Elephants in the Room

Mike Pompeo Earned His Promotion

He had a strong record at the CIA. But will Trump let him succeed at the State Department?

Mike Pompeo at The Center for Strategic and International Studies April 13, 2017 in Washington, DC. (Chip Somodevilla/Getty Images)
Mike Pompeo at The Center for Strategic and International Studies April 13, 2017 in Washington, DC. (Chip Somodevilla/Getty Images)

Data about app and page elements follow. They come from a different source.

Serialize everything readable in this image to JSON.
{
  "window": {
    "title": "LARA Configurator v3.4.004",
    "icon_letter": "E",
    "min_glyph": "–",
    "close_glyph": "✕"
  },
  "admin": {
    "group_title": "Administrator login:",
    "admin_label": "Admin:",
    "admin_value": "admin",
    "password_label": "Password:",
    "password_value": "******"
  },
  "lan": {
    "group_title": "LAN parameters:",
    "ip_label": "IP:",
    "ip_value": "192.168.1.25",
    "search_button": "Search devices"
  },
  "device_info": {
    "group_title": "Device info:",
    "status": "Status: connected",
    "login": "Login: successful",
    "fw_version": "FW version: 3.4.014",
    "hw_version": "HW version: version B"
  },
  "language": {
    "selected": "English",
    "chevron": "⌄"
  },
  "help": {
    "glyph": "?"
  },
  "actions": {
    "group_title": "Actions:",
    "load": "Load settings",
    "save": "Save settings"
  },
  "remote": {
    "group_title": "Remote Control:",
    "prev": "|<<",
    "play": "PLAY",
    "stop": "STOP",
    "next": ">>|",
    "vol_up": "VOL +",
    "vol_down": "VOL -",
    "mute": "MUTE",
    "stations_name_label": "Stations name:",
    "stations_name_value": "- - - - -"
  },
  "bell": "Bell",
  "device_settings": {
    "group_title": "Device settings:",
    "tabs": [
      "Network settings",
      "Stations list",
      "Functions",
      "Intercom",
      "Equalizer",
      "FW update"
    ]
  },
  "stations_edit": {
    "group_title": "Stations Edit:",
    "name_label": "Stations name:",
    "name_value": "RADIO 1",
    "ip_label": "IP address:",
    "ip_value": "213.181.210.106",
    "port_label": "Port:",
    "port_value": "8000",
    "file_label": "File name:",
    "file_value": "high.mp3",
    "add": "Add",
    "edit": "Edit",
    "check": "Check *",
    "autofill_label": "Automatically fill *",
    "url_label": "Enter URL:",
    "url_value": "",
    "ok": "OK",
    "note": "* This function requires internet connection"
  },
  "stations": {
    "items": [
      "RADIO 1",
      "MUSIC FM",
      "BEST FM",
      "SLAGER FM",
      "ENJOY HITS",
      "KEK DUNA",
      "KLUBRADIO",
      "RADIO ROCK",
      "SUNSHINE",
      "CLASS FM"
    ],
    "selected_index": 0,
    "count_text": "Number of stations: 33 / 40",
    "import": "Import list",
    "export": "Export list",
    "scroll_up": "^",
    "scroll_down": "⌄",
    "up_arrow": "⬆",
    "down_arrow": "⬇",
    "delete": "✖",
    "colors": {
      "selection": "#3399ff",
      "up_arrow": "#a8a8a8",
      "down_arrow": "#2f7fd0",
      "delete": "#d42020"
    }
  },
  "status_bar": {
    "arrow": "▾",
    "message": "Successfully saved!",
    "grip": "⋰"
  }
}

The first thing to say about today’s extraordinary news that U.S. President Donald Trump has fired Secretary of State Rex Tillerson and moved to replace him with CIA Director Mike Pompeo is that every American owes Tillerson gratitude and appreciation. He served with honor in a position he did not seek and did not need. He served as a principled advocate for responsible policies, all while enduring undeserved public ridicule from Trump. And he served at considerable cost to himself, consistent with the Boy Scout creed of placing duty above personal comforts and preferences.

This is not to say that Tillerson’s tenure at the State Department was without fault. His own management missteps have been well documented and are evidenced by the department’s largely vacant sixth floor (where regional assistant secretaries reside), demoralized ranks, and ongoing exodus of senior foreign service officers. He was sometimes too dismissive of the central role of values in American foreign policy. He was often inattentive to the public communications dimension of diplomacy. But those should not eclipse the central facts that he is a good man who loves his country, who devoted his best to a job that is trying in any time and almost impossible under the present circumstances. He deserved much better than the disgraceful manner of his dismissal.

Meanwhile, secretary of state nominee Mike Pompeo, if confirmed, will inherit a profound set of policy and management challenges. Trump’s incessant undercutting of Tillerson on personnel, budget, and policies all bedeviled the secretary of state from the outset and only worsened as the months went by. Pompeo will not be able to do the job if he is subject to the same type of abuse from the White House.

If there is any reason for cautious optimism, it comes from Pompeo’s largely successful track record running the CIA. Much media commentary, and Trump’s own words this morning, have focused on Pompeo’s close relationship with the president — the “First Customer” in CIA parlance. Less appreciated has been just how remarkable it is that Pompeo built this relationship.

It bears remembering that when Pompeo took the helm at the CIA, Trump was engaged in open hostilities with the intelligence community, even invoking a comparison with Nazi Germany. At Langley, Pompeo stepped into the dual challenge of a demoralized and fearful CIA workforce under him and a deeply distrustful president over him. Over the past 14 months, Pompeo deftly managed both problems. As has been widely reported, through countless hours at the White House Pompeo built a rapport with Trump and developed the trust of the famously distrustful president. Less reported has been how Pompeo similarly built trust with the CIA workforce and not only shielded them from Trump’s wrath but also convinced the president that the CIA is not an adversary but rather an asset. (Deputy Director Gina Haspel was especially helpful in this respect, which helped in Trump’s nomination of her to succeed Pompeo.)

Pompeo will face a similar set of institutional challenges at the State Department: rebuilding the trust and confidence of a demoralized foreign service while convincing Trump of the value of diplomacy in general and the State Department in particular. After all, the president is not only the commander in chief of the armed forces, he is also the nation’s diplomat in chief.

Several questions will determine the success or failure of Pompeo’s tenure as secretary of state. First, will the White House permit him to choose his own team, particularly his appointments for the many vacant senior positions at State? Second, will he be given the financial resources needed to restore the State Department, as opposed to the extreme budget cuts imposed by the White House’s budget requests? Third, will he play a central role in the actual crafting of foreign policy, or will he only find out about major decisions by presidential tweet or media leaks? Fourth, will he be the primary implementer of foreign policy, as opposed to a mere sideshow? Fifth, will he maintain the confidence of the White House and be perceived by foreign leaders as speaking for the president and the United States? These questions all stem from this central one: Will President Trump let his new secretary of state succeed in the role?

No one knows the answers to these questions, perhaps not even the famously mercurial Trump himself. Yet given Pompeo’s largely successful sojourn at the CIA, hope springs eternal, albeit cautiously, for the State Department.

Will Inboden is the executive director of the William P. Clements, Jr. Center for History, Strategy, and Statecraft at the University of Texas-Austin. He also serves as an associate professor at the LBJ School of Public Affairs and as a distinguished scholar at the Robert S. Strauss Center for International Security and Law.